Most information required to undertake an investigation or design evaluation is maintained in-house (such as material fatigue properties), or readily available from the operating records (history of hours and starts, flow conditions, load ramp rates).      

Basic information needed to start:

Additional information :

  • Component Geometry

TTI has routinely relied on drawings, component samples or electronic scans to start an investigative or design evaluation. Para-solid files (.et) are preferred. In cooperative situations, confidentiality agreements with the manufacturers can be arranged to gain access to a description of the necessary geometry.

  • Inlet/Outlet Flow Parameters

A heat balance diagram is normally sufficient to identify the overall inlet and exit flow rates, pressures and temperatures, which are used to calculate the stage-to-stage flows and bending forces around the blades of interest.  Diagrams for partial load conditions are sought if the unit follows load frequently.

Depending on the objective of the project, the following additional information can be used to strengthen and check the validity of the analysis.

  • Metallurgical Analysis

In cases where cracking or failure has occurred the results of a metallurgical analysis are sought which established the type of material, whether it met code and features of fatigue, corrosion etc. found on the fracture surface.

  • Rotor and/or Flow Path Geometry
  • BVM Measurements

An electronic file (CAD or scanned) of a blade geometry is preferred along with a blade count of the row and reasonably detailed cross section of the rotor/disc.  The outer tip diameter of the assembled wheel is used as a check of the FE model. For any CFD analysis, a longitudinal diagram and count of the upstream guides are requested. 
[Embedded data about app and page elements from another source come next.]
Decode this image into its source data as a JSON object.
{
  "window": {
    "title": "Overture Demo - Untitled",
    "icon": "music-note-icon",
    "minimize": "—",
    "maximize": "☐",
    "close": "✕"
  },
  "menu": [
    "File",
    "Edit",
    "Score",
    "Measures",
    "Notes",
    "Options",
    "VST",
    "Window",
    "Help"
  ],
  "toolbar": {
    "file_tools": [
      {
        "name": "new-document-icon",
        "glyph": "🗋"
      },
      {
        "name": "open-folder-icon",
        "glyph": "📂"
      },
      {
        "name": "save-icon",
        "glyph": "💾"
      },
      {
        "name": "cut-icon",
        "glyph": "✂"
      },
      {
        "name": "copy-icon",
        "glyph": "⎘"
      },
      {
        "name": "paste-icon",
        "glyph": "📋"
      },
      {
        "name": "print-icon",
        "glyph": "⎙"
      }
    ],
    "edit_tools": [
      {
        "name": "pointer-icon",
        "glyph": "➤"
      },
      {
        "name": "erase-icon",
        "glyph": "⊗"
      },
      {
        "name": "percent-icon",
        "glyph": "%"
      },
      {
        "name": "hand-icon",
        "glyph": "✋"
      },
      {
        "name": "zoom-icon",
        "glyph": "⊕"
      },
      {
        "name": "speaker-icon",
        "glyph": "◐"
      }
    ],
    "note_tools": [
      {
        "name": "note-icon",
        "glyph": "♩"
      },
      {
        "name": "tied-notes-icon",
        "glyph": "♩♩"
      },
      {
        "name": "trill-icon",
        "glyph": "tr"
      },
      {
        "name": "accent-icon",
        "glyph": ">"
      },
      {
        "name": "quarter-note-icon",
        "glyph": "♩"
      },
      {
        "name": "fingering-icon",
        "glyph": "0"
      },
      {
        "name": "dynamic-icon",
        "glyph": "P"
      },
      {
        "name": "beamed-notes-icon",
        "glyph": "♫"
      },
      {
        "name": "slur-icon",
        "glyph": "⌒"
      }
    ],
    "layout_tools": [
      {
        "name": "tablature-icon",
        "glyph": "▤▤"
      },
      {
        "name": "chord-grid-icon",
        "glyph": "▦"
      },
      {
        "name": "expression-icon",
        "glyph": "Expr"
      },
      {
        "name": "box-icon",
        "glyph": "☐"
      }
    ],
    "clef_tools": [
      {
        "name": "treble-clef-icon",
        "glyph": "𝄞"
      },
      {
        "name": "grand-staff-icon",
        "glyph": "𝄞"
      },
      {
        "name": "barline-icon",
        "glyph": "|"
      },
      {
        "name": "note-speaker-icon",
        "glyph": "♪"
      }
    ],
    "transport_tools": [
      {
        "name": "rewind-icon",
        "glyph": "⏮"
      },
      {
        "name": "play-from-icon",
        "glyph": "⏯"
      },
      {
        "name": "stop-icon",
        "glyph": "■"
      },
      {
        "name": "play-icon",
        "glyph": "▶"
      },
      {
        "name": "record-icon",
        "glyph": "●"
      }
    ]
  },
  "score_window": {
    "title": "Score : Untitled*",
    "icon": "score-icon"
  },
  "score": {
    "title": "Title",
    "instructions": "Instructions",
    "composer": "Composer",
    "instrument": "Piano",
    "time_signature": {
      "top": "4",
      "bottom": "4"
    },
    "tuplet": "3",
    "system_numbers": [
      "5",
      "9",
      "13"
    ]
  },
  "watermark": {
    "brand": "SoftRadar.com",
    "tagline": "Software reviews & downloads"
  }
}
To independently process BVM data, measurements of tip displacements are sought, with particular attention to peak responses obtained during start-up or during load changes. 

TTI is used to working with operators who may have limited information at their disposal.

  • Operating History

A summary of starts and operating hours is sought from when the component went into service to when damage was discovered.  These records are used to correlate against the stress-based predictions of crack initiation and propagation. For load following units, examples of the daily load swings and their frequency are requested.